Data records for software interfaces
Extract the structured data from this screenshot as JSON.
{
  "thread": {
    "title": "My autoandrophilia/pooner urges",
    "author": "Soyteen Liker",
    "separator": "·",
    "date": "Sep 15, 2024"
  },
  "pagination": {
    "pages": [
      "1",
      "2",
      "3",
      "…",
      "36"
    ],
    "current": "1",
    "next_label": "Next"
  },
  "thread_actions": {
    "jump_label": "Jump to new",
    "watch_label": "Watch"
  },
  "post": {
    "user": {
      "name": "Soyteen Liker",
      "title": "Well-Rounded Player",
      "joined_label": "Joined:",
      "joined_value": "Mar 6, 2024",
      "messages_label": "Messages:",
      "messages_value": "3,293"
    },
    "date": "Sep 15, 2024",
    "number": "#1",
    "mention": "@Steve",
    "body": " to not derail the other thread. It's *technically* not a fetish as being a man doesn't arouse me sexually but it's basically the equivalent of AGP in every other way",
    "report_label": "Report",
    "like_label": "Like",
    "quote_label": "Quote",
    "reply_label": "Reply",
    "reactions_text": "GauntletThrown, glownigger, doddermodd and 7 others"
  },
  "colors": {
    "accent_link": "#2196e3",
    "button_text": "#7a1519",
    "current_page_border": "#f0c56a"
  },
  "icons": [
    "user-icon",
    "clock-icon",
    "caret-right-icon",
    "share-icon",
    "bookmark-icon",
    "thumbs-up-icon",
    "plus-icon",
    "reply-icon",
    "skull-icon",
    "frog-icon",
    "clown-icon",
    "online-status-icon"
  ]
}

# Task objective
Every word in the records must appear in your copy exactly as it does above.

# Solved exercise
Extract the structured data from this screenshot as JSON.
{
  "thread": {
    "title": "My autoandrophilia/pooner urges",
    "author": "Soyteen Liker",
    "separator": "·",
    "date": "Sep 15, 2024"
  },
  "pagination": {
    "pages": [
      "1",
      "2",
      "3",
      "…",
      "36"
    ],
    "current": "1",
    "next_label": "Next"
  },
  "thread_actions": {
    "jump_label": "Jump to new",
    "watch_label": "Watch"
  },
  "post": {
    "user": {
      "name": "Soyteen Liker",
      "title": "Well-Rounded Player",
      "joined_label": "Joined:",
      "joined_value": "Mar 6, 2024",
      "messages_label": "Messages:",
      "messages_value": "3,293"
    },
    "date": "Sep 15, 2024",
    "number": "#1",
    "mention": "@Steve",
    "body": " to not derail the other thread. It's *technically* not a fetish as being a man doesn't arouse me sexually but it's basically the equivalent of AGP in every other way",
    "report_label": "Report",
    "like_label": "Like",
    "quote_label": "Quote",
    "reply_label": "Reply",
    "reactions_text": "GauntletThrown, glownigger, doddermodd and 7 others"
  },
  "colors": {
    "accent_link": "#2196e3",
    "button_text": "#7a1519",
    "current_page_border": "#f0c56a"
  },
  "icons": [
    "user-icon",
    "clock-icon",
    "caret-right-icon",
    "share-icon",
    "bookmark-icon",
    "thumbs-up-icon",
    "plus-icon",
    "reply-icon",
    "skull-icon",
    "frog-icon",
    "clown-icon",
    "online-status-icon"
  ]
}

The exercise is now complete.